**Task**
Each entry is to be output precisely as it appears.
#####
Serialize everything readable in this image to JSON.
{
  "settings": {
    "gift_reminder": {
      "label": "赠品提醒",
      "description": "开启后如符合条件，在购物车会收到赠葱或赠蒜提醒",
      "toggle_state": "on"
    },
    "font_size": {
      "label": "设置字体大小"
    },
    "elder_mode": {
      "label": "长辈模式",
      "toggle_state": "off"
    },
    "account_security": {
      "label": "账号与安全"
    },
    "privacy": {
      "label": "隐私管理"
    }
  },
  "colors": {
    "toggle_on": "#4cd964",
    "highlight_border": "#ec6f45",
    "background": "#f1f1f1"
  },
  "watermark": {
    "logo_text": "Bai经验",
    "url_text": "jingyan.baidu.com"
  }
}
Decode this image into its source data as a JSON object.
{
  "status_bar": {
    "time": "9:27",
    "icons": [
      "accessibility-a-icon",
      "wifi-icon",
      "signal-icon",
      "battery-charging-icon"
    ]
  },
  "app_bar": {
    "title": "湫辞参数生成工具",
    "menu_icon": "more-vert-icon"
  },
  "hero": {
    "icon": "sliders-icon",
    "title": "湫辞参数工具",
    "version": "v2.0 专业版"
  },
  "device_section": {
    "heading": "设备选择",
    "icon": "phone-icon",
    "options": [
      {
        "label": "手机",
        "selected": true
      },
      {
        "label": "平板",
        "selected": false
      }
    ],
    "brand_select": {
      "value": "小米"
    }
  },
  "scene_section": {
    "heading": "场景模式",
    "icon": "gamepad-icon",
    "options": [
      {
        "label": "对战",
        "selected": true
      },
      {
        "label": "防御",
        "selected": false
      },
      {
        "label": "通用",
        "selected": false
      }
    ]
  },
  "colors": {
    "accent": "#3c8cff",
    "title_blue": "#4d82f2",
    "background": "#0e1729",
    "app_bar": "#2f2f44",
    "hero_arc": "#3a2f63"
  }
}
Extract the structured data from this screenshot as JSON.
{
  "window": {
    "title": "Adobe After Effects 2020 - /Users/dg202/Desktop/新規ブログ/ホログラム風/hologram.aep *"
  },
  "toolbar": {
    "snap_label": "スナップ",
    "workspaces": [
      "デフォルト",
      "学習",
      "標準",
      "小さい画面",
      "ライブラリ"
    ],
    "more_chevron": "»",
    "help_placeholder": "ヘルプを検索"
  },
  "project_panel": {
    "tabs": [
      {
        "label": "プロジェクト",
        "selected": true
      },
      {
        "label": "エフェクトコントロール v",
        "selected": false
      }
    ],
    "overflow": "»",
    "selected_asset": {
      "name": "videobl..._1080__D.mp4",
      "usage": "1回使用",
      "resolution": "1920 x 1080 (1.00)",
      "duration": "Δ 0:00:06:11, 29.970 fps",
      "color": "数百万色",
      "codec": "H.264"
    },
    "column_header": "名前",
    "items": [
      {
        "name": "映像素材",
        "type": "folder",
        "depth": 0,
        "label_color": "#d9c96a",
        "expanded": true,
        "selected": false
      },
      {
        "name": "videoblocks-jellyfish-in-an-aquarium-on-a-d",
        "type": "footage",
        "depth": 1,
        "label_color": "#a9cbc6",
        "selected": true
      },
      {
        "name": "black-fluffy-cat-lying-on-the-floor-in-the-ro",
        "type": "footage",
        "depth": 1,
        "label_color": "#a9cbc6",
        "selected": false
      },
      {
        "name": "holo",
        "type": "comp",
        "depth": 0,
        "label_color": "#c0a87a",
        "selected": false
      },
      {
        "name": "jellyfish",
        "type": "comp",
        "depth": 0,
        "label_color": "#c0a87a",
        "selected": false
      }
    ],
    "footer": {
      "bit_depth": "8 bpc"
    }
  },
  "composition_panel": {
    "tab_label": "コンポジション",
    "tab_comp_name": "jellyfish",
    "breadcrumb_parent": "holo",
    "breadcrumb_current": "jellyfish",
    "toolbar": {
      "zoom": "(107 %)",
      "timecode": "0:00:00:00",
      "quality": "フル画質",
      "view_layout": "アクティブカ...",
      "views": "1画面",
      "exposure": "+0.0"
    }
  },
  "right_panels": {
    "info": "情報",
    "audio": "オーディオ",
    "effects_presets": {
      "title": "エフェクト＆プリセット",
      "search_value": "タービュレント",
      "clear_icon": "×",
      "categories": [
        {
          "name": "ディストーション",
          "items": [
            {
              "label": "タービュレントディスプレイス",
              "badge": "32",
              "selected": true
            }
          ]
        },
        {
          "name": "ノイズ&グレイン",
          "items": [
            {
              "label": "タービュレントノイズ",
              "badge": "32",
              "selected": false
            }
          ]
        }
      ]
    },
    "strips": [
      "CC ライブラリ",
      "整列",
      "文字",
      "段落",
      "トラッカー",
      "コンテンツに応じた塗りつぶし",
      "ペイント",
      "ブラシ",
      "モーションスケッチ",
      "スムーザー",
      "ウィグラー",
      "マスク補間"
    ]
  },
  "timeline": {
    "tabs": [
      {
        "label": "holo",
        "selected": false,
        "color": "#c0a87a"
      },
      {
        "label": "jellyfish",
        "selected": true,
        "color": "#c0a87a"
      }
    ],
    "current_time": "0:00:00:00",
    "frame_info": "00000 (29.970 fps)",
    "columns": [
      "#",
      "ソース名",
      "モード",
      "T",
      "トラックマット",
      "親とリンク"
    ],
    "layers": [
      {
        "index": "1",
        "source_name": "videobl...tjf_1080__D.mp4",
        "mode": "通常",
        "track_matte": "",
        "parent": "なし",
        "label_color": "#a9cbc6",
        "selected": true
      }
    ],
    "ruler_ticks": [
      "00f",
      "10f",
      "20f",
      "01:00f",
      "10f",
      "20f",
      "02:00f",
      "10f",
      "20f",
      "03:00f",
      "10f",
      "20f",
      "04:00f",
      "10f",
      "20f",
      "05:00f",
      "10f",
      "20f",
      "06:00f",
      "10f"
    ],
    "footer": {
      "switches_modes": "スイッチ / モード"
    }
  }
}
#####
**Task solution**
Serialize everything readable in this image to JSON.
{
  "settings": {
    "gift_reminder": {
      "label": "赠品提醒",
      "description": "开启后如符合条件，在购物车会收到赠葱或赠蒜提醒",
      "toggle_state": "on"
    },
    "font_size": {
      "label": "设置字体大小"
    },
    "elder_mode": {
      "label": "长辈模式",
      "toggle_state": "off"
    },
    "account_security": {
      "label": "账号与安全"
    },
    "privacy": {
      "label": "隐私管理"
    }
  },
  "colors": {
    "toggle_on": "#4cd964",
    "highlight_border": "#ec6f45",
    "background": "#f1f1f1"
  },
  "watermark": {
    "logo_text": "Bai经验",
    "url_text": "jingyan.baidu.com"
  }
}
Decode this image into its source data as a JSON object.
{
  "status_bar": {
    "time": "9:27",
    "icons": [
      "accessibility-a-icon",
      "wifi-icon",
      "signal-icon",
      "battery-charging-icon"
    ]
  },
  "app_bar": {
    "title": "湫辞参数生成工具",
    "menu_icon": "more-vert-icon"
  },
  "hero": {
    "icon": "sliders-icon",
    "title": "湫辞参数工具",
    "version": "v2.0 专业版"
  },
  "device_section": {
    "heading": "设备选择",
    "icon": "phone-icon",
    "options": [
      {
        "label": "手机",
        "selected": true
      },
      {
        "label": "平板",
        "selected": false
      }
    ],
    "brand_select": {
      "value": "小米"
    }
  },
  "scene_section": {
    "heading": "场景模式",
    "icon": "gamepad-icon",
    "options": [
      {
        "label": "对战",
        "selected": true
      },
      {
        "label": "防御",
        "selected": false
      },
      {
        "label": "通用",
        "selected": false
      }
    ]
  },
  "colors": {
    "accent": "#3c8cff",
    "title_blue": "#4d82f2",
    "background": "#0e1729",
    "app_bar": "#2f2f44",
    "hero_arc": "#3a2f63"
  }
}
Extract the structured data from this screenshot as JSON.
{
  "window": {
    "title": "Adobe After Effects 2020 - /Users/dg202/Desktop/新規ブログ/ホログラム風/hologram.aep *"
  },
  "toolbar": {
    "snap_label": "スナップ",
    "workspaces": [
      "デフォルト",
      "学習",
      "標準",
      "小さい画面",
      "ライブラリ"
    ],
    "more_chevron": "»",
    "help_placeholder": "ヘルプを検索"
  },
  "project_panel": {
    "tabs": [
      {
        "label": "プロジェクト",
        "selected": true
      },
      {
        "label": "エフェクトコントロール v",
        "selected": false
      }
    ],
    "overflow": "»",
    "selected_asset": {
      "name": "videobl..._1080__D.mp4",
      "usage": "1回使用",
      "resolution": "1920 x 1080 (1.00)",
      "duration": "Δ 0:00:06:11, 29.970 fps",
      "color": "数百万色",
      "codec": "H.264"
    },
    "column_header": "名前",
    "items": [
      {
        "name": "映像素材",
        "type": "folder",
        "depth": 0,
        "label_color": "#d9c96a",
        "expanded": true,
        "selected": false
      },
      {
        "name": "videoblocks-jellyfish-in-an-aquarium-on-a-d",
        "type": "footage",
        "depth": 1,
        "label_color": "#a9cbc6",
        "selected": true
      },
      {
        "name": "black-fluffy-cat-lying-on-the-floor-in-the-ro",
        "type": "footage",
        "depth": 1,
        "label_color": "#a9cbc6",
        "selected": false
      },
      {
        "name": "holo",
        "type": "comp",
        "depth": 0,
        "label_color": "#c0a87a",
        "selected": false
      },
      {
        "name": "jellyfish",
        "type": "comp",
        "depth": 0,
        "label_color": "#c0a87a",
        "selected": false
      }
    ],
    "footer": {
      "bit_depth": "8 bpc"
    }
  },
  "composition_panel": {
    "tab_label": "コンポジション",
    "tab_comp_name": "jellyfish",
    "breadcrumb_parent": "holo",
    "breadcrumb_current": "jellyfish",
    "toolbar": {
      "zoom": "(107 %)",
      "timecode": "0:00:00:00",
      "quality": "フル画質",
      "view_layout": "アクティブカ...",
      "views": "1画面",
      "exposure": "+0.0"
    }
  },
  "right_panels": {
    "info": "情報",
    "audio": "オーディオ",
    "effects_presets": {
      "title": "エフェクト＆プリセット",
      "search_value": "タービュレント",
      "clear_icon": "×",
      "categories": [
        {
          "name": "ディストーション",
          "items": [
            {
              "label": "タービュレントディスプレイス",
              "badge": "32",
              "selected": true
            }
          ]
        },
        {
          "name": "ノイズ&グレイン",
          "items": [
            {
              "label": "タービュレントノイズ",
              "badge": "32",
              "selected": false
            }
          ]
        }
      ]
    },
    "strips": [
      "CC ライブラリ",
      "整列",
      "文字",
      "段落",
      "トラッカー",
      "コンテンツに応じた塗りつぶし",
      "ペイント",
      "ブラシ",
      "モーションスケッチ",
      "スムーザー",
      "ウィグラー",
      "マスク補間"
    ]
  },
  "timeline": {
    "tabs": [
      {
        "label": "holo",
        "selected": false,
        "color": "#c0a87a"
      },
      {
        "label": "jellyfish",
        "selected": true,
        "color": "#c0a87a"
      }
    ],
    "current_time": "0:00:00:00",
    "frame_info": "00000 (29.970 fps)",
    "columns": [
      "#",
      "ソース名",
      "モード",
      "T",
      "トラックマット",
      "親とリンク"
    ],
    "layers": [
      {
        "index": "1",
        "source_name": "videobl...tjf_1080__D.mp4",
        "mode": "通常",
        "track_matte": "",
        "parent": "なし",
        "label_color": "#a9cbc6",
        "selected": true
      }
    ],
    "ruler_ticks": [
      "00f",
      "10f",
      "20f",
      "01:00f",
      "10f",
      "20f",
      "02:00f",
      "10f",
      "20f",
      "03:00f",
      "10f",
      "20f",
      "04:00f",
      "10f",
      "20f",
      "05:00f",
      "10f",
      "20f",
      "06:00f",
      "10f"
    ],
    "footer": {
      "switches_modes": "スイッチ / モード"
    }
  }
}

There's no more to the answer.